The Montessori Kindergarten Year
At Alexander Montessori School, we generally define our Preschool Program as the three-year time span when children are in school with us between the ages of 3 through 6 years. This includes the traditional Kindergarten year, although the experiences a child has can travel far past the experiences of a Kindergarten student at a traditional school. The Montessori learning experience is cumulative: What a child learns in the Kindergarten year depends on what s/he has learned in her/his previous Montessori years. There is a large leap that is often described as a “Kindergarten Explosion” that children experience in this third year.
There are crucial differences between a Montessori Kindergarten and a traditional one. In most traditional Kindergarten classes, the primary emphasis is on developing social skills with some preliminary work in cognitive “readiness,” whereas in a Montessori classroom, the primary emphasis is on developing cognitive skills on the firm foundation of sensory and motor skill training. Our Montessori motto, “Help me to do it myself,” can expand to include this piece for the Kindergartener: “Help me do it myself so that I may help others.” The ultimate expression of growth during the Kindergarten year is for the child to teach peers and younger children what they have mastered. This makes the connection between independence and interconnectedness.
The Montessori environment is sensitive to a child’s individual development and because the Teachers are developmentally trained, they can meet the child at his or her needs. There is great emphasis on having a child use the concrete manipulatives during the first two years to transition into abstract thinking during the third year. Kindergarten is the time when this transition should not be broken. Moving from the concrete to the abstract gives the child the confidence to apply the concepts learned and to apply them to all facets of learning. Learning is interconnected and concepts learned in one discipline can be used in another area. The Kindergarten year is also a social time, when children are starting to interact with each other in work and play, and to pay attention to the thoughts and feelings of others.
The third year should be a year of unparalleled growth and learning. Throughout their first two years, children have learned to complete their learning cycle by learning to take out a lesson, work with it appropriately, and then put it away when they have finished before moving on to a new work. The third year is a time for personally completing the cycle. A child is forming new connections and putting the finishing touches on earlier learned concepts, while beginning to explore bigger work, such as multiplication and division. Work of that size is usually limited to children in 2nd or 3rd Grade at a traditional school. The child working at his or her own rate develops good work habits such as initiative, the ability to process information, and the ability to persist in completing a task. The emphasis is on making each child feel competent in his or her own abilities and interested in learning for its own sake.
Consider the Kindergarten year as the completion of their first half of childhood. Your child has acquired many new skills and is growing more confident each day in his or her abilities, and will have the opportunity to end this cycle on a high note. There are Kindergarten fireworks ready to explode!

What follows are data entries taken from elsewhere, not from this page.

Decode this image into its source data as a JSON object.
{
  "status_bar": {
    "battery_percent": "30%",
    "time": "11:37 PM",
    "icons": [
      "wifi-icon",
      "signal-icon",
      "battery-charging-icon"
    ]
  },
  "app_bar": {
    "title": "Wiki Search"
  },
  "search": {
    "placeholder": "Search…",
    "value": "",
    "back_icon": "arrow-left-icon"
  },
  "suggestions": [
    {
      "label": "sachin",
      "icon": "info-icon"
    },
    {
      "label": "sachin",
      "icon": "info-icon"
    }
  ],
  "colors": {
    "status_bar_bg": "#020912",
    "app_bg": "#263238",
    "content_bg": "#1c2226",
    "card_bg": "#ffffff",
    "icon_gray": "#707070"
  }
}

Click here to watch the American Montessori Society’s video on what defines and distinguishes a Montessori Kindergarten Program.